"I consider it reflects great credit on the police, discovering it so quickly".

"Puts one in mind of 'The Leavenworth Case', and all that sort of thing," said Felix, whose reading was of the lightest description. "Awfully exciting, like putting a Chinese puzzle together. Gad, I wouldn't mind being a detective myself."

"I'm afraid if that were the case," said Mr. Frettlby with an amused smile, "criminals would be pretty safe."

This sort of light hearted, gently satirical depiction of Bright Young Things seems especially Christie like. Christie often used constructions like "Felix, whose reading was of the lightest description" in her writing. It bounces the speaker's dialogue off facts about the person's background. It helps the story achieve flow, where the characterization moves along with the conversation. Often in Christie, such constructions suggest the speaker is following some well worn social path, limited by convention and/or superficiality, and is mildly satirical of it.

Ancestors. Hume cites many mystery ancestors in his novel: Poe, Gaboriau (the Preface), Du Boisgobey (the end of Chapter 1, where Hume compares the plot of Hansom Cab to Du Boisgobey's An Omnibus Mystery), Anna Katherine Green (Chapter 7), Mary Elizabeth Braddon (Chapter 8).

Hansom Cab is full of literary references and quotations, mainly to literary figures like Virgil, Thomas Moore, Thackeray, Disraeli, Dickens, Shakespeare, etc. He also quotes Australian writer Marcus Clarke (Chapter 15). Hume, like Poe and Green, thought that books should be full of quotations. I've always enjoyed this style of writing, but it is not in critical favor today.

Hume's Preface states that he used Gaboriau's novels as his model. Well, this is undoubtedly historically true, and yet... The famous, much reprinted quotation from the Preface to Hansom Cab about Hume being influenced by Gaboriau's popularity is very misleading. Hume and Gaboriau resemble each other little as writers, and it is clear that Hume had read many other late 19th Century mystery writers. His book seems very different from Gaboriau, and from Poe and Green. In one way, the difference is just sheer blandness: Hume lacks the distinguishing traits of these writers. He does not have Gaboriau's brilliant deductions from evidence, or his carefully characterized police. He does not have Green's atmosphere of horror, and crimes based on the extremes of passion, or her relentlessly brilliant detective work. He does not deal in the baroque secrets of the Sensation writers. Hume's work is closest to Du Boisgobey, who concentrated on the personal and romantic lives of his suspects.

Description. One area in which Hume does recall Gaboriau is in his lyrical descriptions. The scenes at night wandering around Melbourne are especially beautiful.

Hagar of the Pawn-shop, The Gypsy Detective

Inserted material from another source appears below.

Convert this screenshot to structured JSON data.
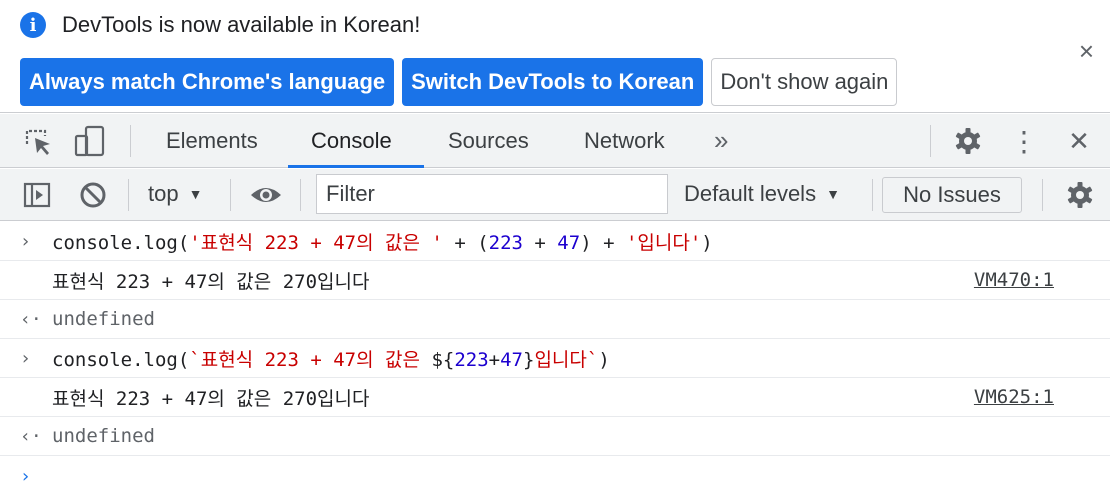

Hagar is a young woman who inherits a pawn-shop in London, getting her involved in mysteries and crime situations. Each short story in Hagar of the Pawn-shop, The Gypsy Detective (collected 1898) centers on a client and some object they have left at the pawn-shop.

Hagar is unusual in fiction in being a sympathetic Gypsy heroine.

"The Casket" is as much as romantic drama, as it is a crime tale. Late in the story comes an encounter which Somerset Maugham might have remembered when he wrote "The Letter" (1924). In both short stories, a wealthy adulterous woman is humiliated for her misdeeds by a much lower status but respectable woman. SPOILER. "The Casket" has a final plot twist, that draws on Hume's abilities to create ambiguous relationships.

The Ghost's Touch

Hume's late story, "The Ghost's Touch", shows his involvement in the supernatural detective movement of the era.